Negative space, that is… also referred to as white space, which plays a major role in design. White space isn’t always actually white in color, but it is defined as the space within a design that does not contain imagery or typography. Some examples of websites that make good use of white space are Tiffany & Co., Apple, Tumblr, and Google.

Tiffany & Co.AppleTumblrGoogle

So, what’s the point of white space? As famed designer and typographer Jan Tschichold said, “White space is to be regarded as an active element, not a passive background.” White space isn’t merely blank, wasted, or unused, but it actually can enhance a design. Paul Boag recently wrote an interesting article in which he pointed out a few benefits of white space:

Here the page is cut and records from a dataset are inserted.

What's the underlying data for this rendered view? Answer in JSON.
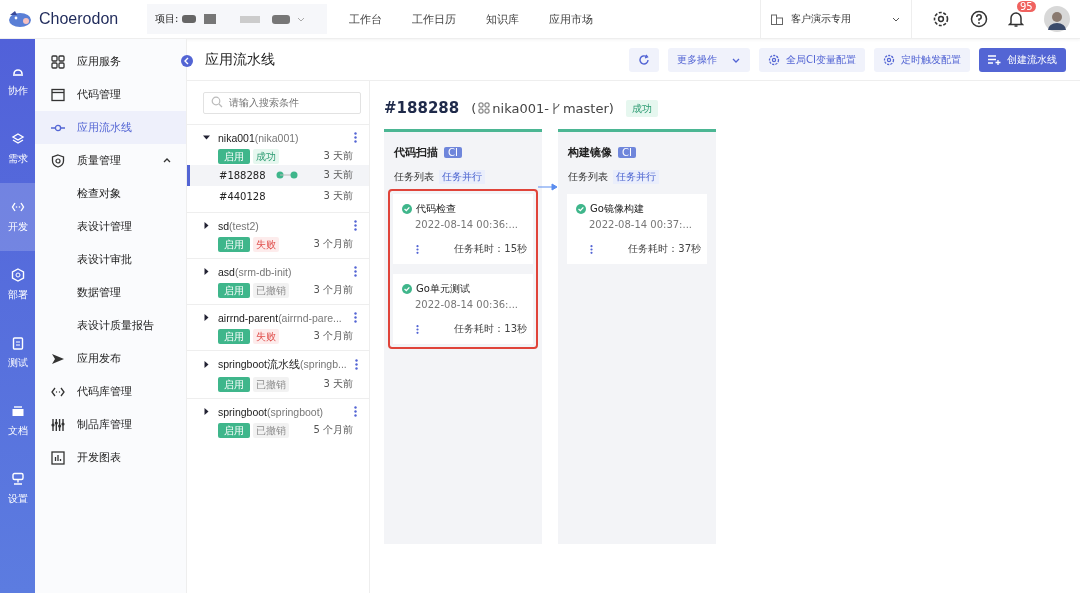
{
  "topbar": {
    "brand": "Choerodon",
    "project_label": "项目:",
    "nav": [
      "工作台",
      "工作日历",
      "知识库",
      "应用市场"
    ],
    "org": "客户演示专用",
    "notification_count": "95"
  },
  "rail": [
    {
      "label": "协作",
      "selected": false
    },
    {
      "label": "需求",
      "selected": false
    },
    {
      "label": "开发",
      "selected": true
    },
    {
      "label": "部署",
      "selected": false
    },
    {
      "label": "测试",
      "selected": false
    },
    {
      "label": "文档",
      "selected": false
    },
    {
      "label": "设置",
      "selected": false
    }
  ],
  "menu": [
    {
      "label": "应用服务",
      "selected": false
    },
    {
      "label": "代码管理",
      "selected": false
    },
    {
      "label": "应用流水线",
      "selected": true
    },
    {
      "label": "质量管理",
      "selected": false,
      "expanded": true,
      "children": [
        {
          "label": "检查对象"
        },
        {
          "label": "表设计管理"
        },
        {
          "label": "表设计审批"
        },
        {
          "label": "数据管理"
        },
        {
          "label": "表设计质量报告"
        }
      ]
    },
    {
      "label": "应用发布",
      "selected": false
    },
    {
      "label": "代码库管理",
      "selected": false
    },
    {
      "label": "制品库管理",
      "selected": false
    },
    {
      "label": "开发图表",
      "selected": false
    }
  ],
  "header": {
    "title": "应用流水线",
    "buttons": [
      {
        "kind": "refresh"
      },
      {
        "kind": "dropdown",
        "label": "更多操作"
      },
      {
        "kind": "gear",
        "label": "全局CI变量配置"
      },
      {
        "kind": "gear",
        "label": "定时触发配置"
      },
      {
        "kind": "primary",
        "label": "创建流水线"
      }
    ]
  },
  "search": {
    "placeholder": "请输入搜索条件"
  },
  "pipelines": [
    {
      "name": "nika001",
      "app": "(nika001)",
      "expanded": true,
      "enabled": "启用",
      "status_tag": {
        "kind": "success",
        "label": "成功"
      },
      "time": "3 天前",
      "runs": [
        {
          "id": "#188288",
          "time": "3 天前",
          "selected": true,
          "stage_dots": [
            {
              "color": "#3fb68b"
            },
            {
              "color": "#3fb68b"
            }
          ]
        },
        {
          "id": "#440128",
          "time": "3 天前",
          "selected": false
        }
      ]
    },
    {
      "name": "sd",
      "app": "(test2)",
      "expanded": false,
      "enabled": "启用",
      "status_tag": {
        "kind": "failed",
        "label": "失败"
      },
      "time": "3 个月前"
    },
    {
      "name": "asd",
      "app": "(srm-db-init)",
      "expanded": false,
      "enabled": "启用",
      "status_tag": {
        "kind": "cancelled",
        "label": "已撤销"
      },
      "time": "3 个月前"
    },
    {
      "name": "airrnd-parent",
      "app": "(airrnd-pare...",
      "expanded": false,
      "enabled": "启用",
      "status_tag": {
        "kind": "failed",
        "label": "失败"
      },
      "time": "3 个月前"
    },
    {
      "name": "springboot流水线",
      "app": "(springb...",
      "expanded": false,
      "enabled": "启用",
      "status_tag": {
        "kind": "cancelled",
        "label": "已撤销"
      },
      "time": "3 天前"
    },
    {
      "name": "springboot",
      "app": "(springboot)",
      "expanded": false,
      "enabled": "启用",
      "status_tag": {
        "kind": "cancelled",
        "label": "已撤销"
      },
      "time": "5 个月前"
    }
  ],
  "detail": {
    "run_id": "#188288",
    "open_paren": "(",
    "app": "nika001-",
    "branch": "master)",
    "status_tag": {
      "kind": "success",
      "label": "成功"
    },
    "stages": [
      {
        "title": "代码扫描",
        "tag": "CI",
        "list_label": "任务列表",
        "mode": "任务并行",
        "highlighted": true,
        "jobs": [
          {
            "name": "代码检查",
            "time": "2022-08-14 00:36:...",
            "duration": "任务耗时：15秒"
          },
          {
            "name": "Go单元测试",
            "time": "2022-08-14 00:36:...",
            "duration": "任务耗时：13秒"
          }
        ]
      },
      {
        "title": "构建镜像",
        "tag": "CI",
        "list_label": "任务列表",
        "mode": "任务并行",
        "highlighted": false,
        "jobs": [
          {
            "name": "Go镜像构建",
            "time": "2022-08-14 00:37:...",
            "duration": "任务耗时：37秒"
          }
        ]
      }
    ]
  }
}
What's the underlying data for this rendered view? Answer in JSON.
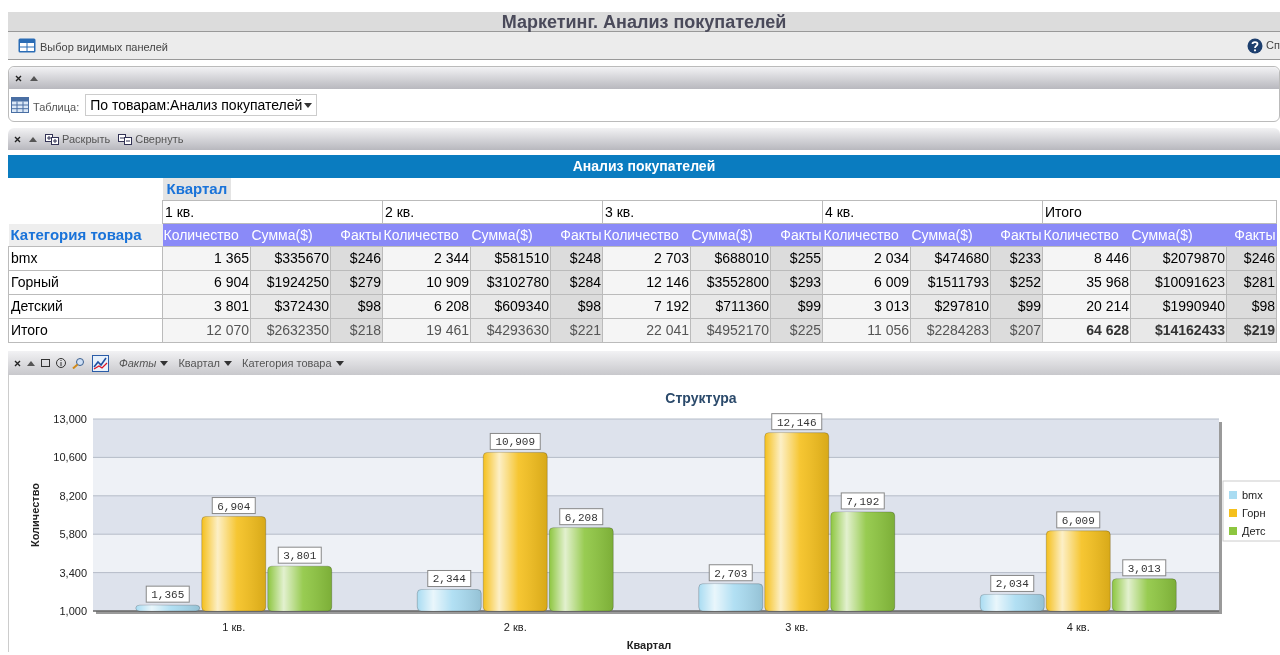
{
  "window": {
    "title": "Маркетинг. Анализ покупателей"
  },
  "toolbar": {
    "panels_button": "Выбор видимых панелей",
    "help_link": "Сп"
  },
  "filter_panel": {
    "label": "Таблица:",
    "select_value": "По товарам:Анализ покупателей"
  },
  "pivot_panel": {
    "actions": [
      {
        "label": "Раскрыть",
        "kind": "expand"
      },
      {
        "label": "Свернуть",
        "kind": "collapse"
      }
    ],
    "pivot": {
      "title": "Анализ покупателей",
      "column_dimension": "Квартал",
      "row_dimension": "Категория товара",
      "groups": [
        {
          "label": "1 кв.",
          "kind": "period",
          "measures": [
            "Количество",
            "Сумма($)",
            "Факты"
          ]
        },
        {
          "label": "2 кв.",
          "kind": "period",
          "measures": [
            "Количество",
            "Сумма($)",
            "Факты"
          ]
        },
        {
          "label": "3 кв.",
          "kind": "period",
          "measures": [
            "Количество",
            "Сумма($)",
            "Факты"
          ]
        },
        {
          "label": "4 кв.",
          "kind": "period",
          "measures": [
            "Количество",
            "Сумма($)",
            "Факты"
          ]
        },
        {
          "label": "Итого",
          "kind": "total",
          "measures": [
            "Количество",
            "Сумма($)",
            "Факты"
          ]
        }
      ],
      "rows": [
        {
          "label": "bmx",
          "kind": "item",
          "cells": [
            "1 365",
            "$335670",
            "$246",
            "2 344",
            "$581510",
            "$248",
            "2 703",
            "$688010",
            "$255",
            "2 034",
            "$474680",
            "$233",
            "8 446",
            "$2079870",
            "$246"
          ]
        },
        {
          "label": "Горный",
          "kind": "item",
          "cells": [
            "6 904",
            "$1924250",
            "$279",
            "10 909",
            "$3102780",
            "$284",
            "12 146",
            "$3552800",
            "$293",
            "6 009",
            "$1511793",
            "$252",
            "35 968",
            "$10091623",
            "$281"
          ]
        },
        {
          "label": "Детский",
          "kind": "item",
          "cells": [
            "3 801",
            "$372430",
            "$98",
            "6 208",
            "$609340",
            "$98",
            "7 192",
            "$711360",
            "$99",
            "3 013",
            "$297810",
            "$99",
            "20 214",
            "$1990940",
            "$98"
          ]
        },
        {
          "label": "Итого",
          "kind": "total",
          "cells": [
            "12 070",
            "$2632350",
            "$218",
            "19 461",
            "$4293630",
            "$221",
            "22 041",
            "$4952170",
            "$225",
            "11 056",
            "$2284283",
            "$207",
            "64 628",
            "$14162433",
            "$219"
          ]
        }
      ]
    }
  },
  "chart_panel": {
    "filters": [
      {
        "label": "Факты",
        "kind": "measure"
      },
      {
        "label": "Квартал",
        "kind": "dimension"
      },
      {
        "label": "Категория товара",
        "kind": "dimension"
      }
    ],
    "chart_data": {
      "type": "bar",
      "title": "Структура",
      "xlabel": "Квартал",
      "ylabel": "Количество",
      "categories": [
        "1 кв.",
        "2 кв.",
        "3 кв.",
        "4 кв."
      ],
      "series": [
        {
          "name": "bmx",
          "color": "#a9dcf2",
          "values": [
            1365,
            2344,
            2703,
            2034
          ]
        },
        {
          "name": "Горн",
          "color": "#f5c01c",
          "values": [
            6904,
            10909,
            12146,
            6009
          ]
        },
        {
          "name": "Детс",
          "color": "#8dc63f",
          "values": [
            3801,
            6208,
            7192,
            3013
          ]
        }
      ],
      "ylim": [
        1000,
        13000
      ],
      "yticks": [
        {
          "value": 1000,
          "label": "1,000"
        },
        {
          "value": 3400,
          "label": "3,400"
        },
        {
          "value": 5800,
          "label": "5,800"
        },
        {
          "value": 8200,
          "label": "8,200"
        },
        {
          "value": 10600,
          "label": "10,600"
        },
        {
          "value": 13000,
          "label": "13,000"
        }
      ],
      "value_labels": [
        [
          "1,365",
          "2,344",
          "2,703",
          "2,034"
        ],
        [
          "6,904",
          "10,909",
          "12,146",
          "6,009"
        ],
        [
          "3,801",
          "6,208",
          "7,192",
          "3,013"
        ]
      ],
      "grid": true,
      "legend": true
    }
  }
}
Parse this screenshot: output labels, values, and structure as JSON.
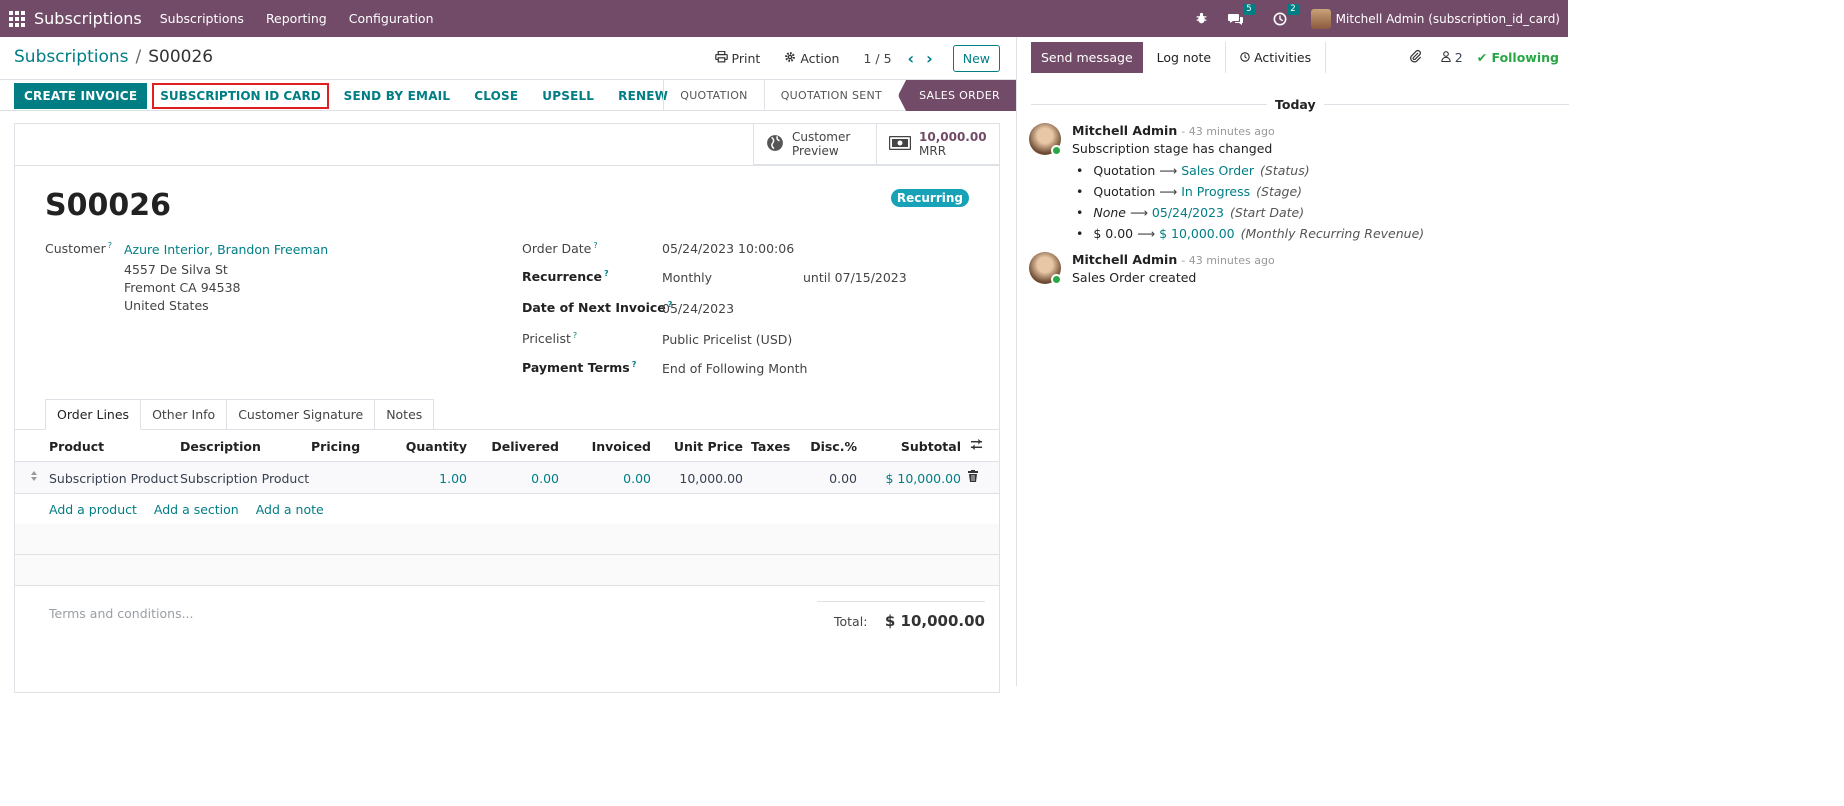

  1. Improved legibility – When text has room to breathe, and typographic elements aren’t running up against each other, legibility is greatly improved.
  2. Higher comprehension – As Boag shared, a research study conducted in 2004 revealed that white space around sections of text can actually increase comprehension.
  3. Increased attention – White space around a particular element can help to make it stand out, such as the iPhone 4 announcement in the Apple screenshot above or the search bar in the Google screenshot above.
  4. Creating a tone – The use of white space can create an impression of elegance, sophistication, and/or freshness. This clean look can set a particular tone for a brand, such as in the Tiffany & Co. screenshot above.

Again, white space doesn’t mean white in color, and it certainly doesn’t mean boring. Tumblr’s white space is a gradient blue, Apple’s includes both gray and white, and Tiffany & Co.’s is Tiffany blue and white. Even the white space on our own website isn’t white at all.

Ashworth Creative

So, don’t be afraid of negative space – don’t try and cram everything you want your viewers to read “above the fold” of your homepage. Rather, utilize white space to grab their attention and appeal to their senses and they’ll be glad to scroll down and/or click through to find out more.

Remember, white space is nice space!*

*(via Paper Leaf)